What is expected: Please write out the complete listing that follows, exactly as it reads.

= Beginning of Section =

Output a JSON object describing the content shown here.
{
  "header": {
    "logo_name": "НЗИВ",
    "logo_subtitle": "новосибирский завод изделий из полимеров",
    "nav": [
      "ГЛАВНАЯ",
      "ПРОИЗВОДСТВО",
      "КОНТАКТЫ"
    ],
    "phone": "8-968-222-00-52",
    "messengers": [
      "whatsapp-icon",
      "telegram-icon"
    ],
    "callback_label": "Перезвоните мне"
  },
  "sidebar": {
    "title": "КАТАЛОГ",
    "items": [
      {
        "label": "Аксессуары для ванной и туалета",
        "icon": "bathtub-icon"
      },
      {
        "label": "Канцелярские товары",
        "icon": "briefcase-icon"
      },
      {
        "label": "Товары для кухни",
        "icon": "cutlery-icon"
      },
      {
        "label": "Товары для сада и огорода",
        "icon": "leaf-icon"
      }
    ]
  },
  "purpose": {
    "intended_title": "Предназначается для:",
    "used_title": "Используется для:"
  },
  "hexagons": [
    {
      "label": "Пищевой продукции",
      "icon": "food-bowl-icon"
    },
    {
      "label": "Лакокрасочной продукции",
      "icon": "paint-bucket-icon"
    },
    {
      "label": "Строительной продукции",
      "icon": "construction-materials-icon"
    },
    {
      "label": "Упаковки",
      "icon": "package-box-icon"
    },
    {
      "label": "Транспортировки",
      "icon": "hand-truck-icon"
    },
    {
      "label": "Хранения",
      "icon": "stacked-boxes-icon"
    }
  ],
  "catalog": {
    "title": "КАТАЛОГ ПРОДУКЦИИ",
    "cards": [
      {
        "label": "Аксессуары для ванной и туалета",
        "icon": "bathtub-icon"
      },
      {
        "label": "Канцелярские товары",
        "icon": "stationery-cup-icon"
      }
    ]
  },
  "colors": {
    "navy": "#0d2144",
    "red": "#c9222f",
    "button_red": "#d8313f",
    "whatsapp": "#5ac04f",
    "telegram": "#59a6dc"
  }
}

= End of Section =

Finished task:
Output a JSON object describing the content shown here.
{
  "header": {
    "logo_name": "НЗИВ",
    "logo_subtitle": "новосибирский завод изделий из полимеров",
    "nav": [
      "ГЛАВНАЯ",
      "ПРОИЗВОДСТВО",
      "КОНТАКТЫ"
    ],
    "phone": "8-968-222-00-52",
    "messengers": [
      "whatsapp-icon",
      "telegram-icon"
    ],
    "callback_label": "Перезвоните мне"
  },
  "sidebar": {
    "title": "КАТАЛОГ",
    "items": [
      {
        "label": "Аксессуары для ванной и туалета",
        "icon": "bathtub-icon"
      },
      {
        "label": "Канцелярские товары",
        "icon": "briefcase-icon"
      },
      {
        "label": "Товары для кухни",
        "icon": "cutlery-icon"
      },
      {
        "label": "Товары для сада и огорода",
        "icon": "leaf-icon"
      }
    ]
  },
  "purpose": {
    "intended_title": "Предназначается для:",
    "used_title": "Используется для:"
  },
  "hexagons": [
    {
      "label": "Пищевой продукции",
      "icon": "food-bowl-icon"
    },
    {
      "label": "Лакокрасочной продукции",
      "icon": "paint-bucket-icon"
    },
    {
      "label": "Строительной продукции",
      "icon": "construction-materials-icon"
    },
    {
      "label": "Упаковки",
      "icon": "package-box-icon"
    },
    {
      "label": "Транспортировки",
      "icon": "hand-truck-icon"
    },
    {
      "label": "Хранения",
      "icon": "stacked-boxes-icon"
    }
  ],
  "catalog": {
    "title": "КАТАЛОГ ПРОДУКЦИИ",
    "cards": [
      {
        "label": "Аксессуары для ванной и туалета",
        "icon": "bathtub-icon"
      },
      {
        "label": "Канцелярские товары",
        "icon": "stationery-cup-icon"
      }
    ]
  },
  "colors": {
    "navy": "#0d2144",
    "red": "#c9222f",
    "button_red": "#d8313f",
    "whatsapp": "#5ac04f",
    "telegram": "#59a6dc"
  }
}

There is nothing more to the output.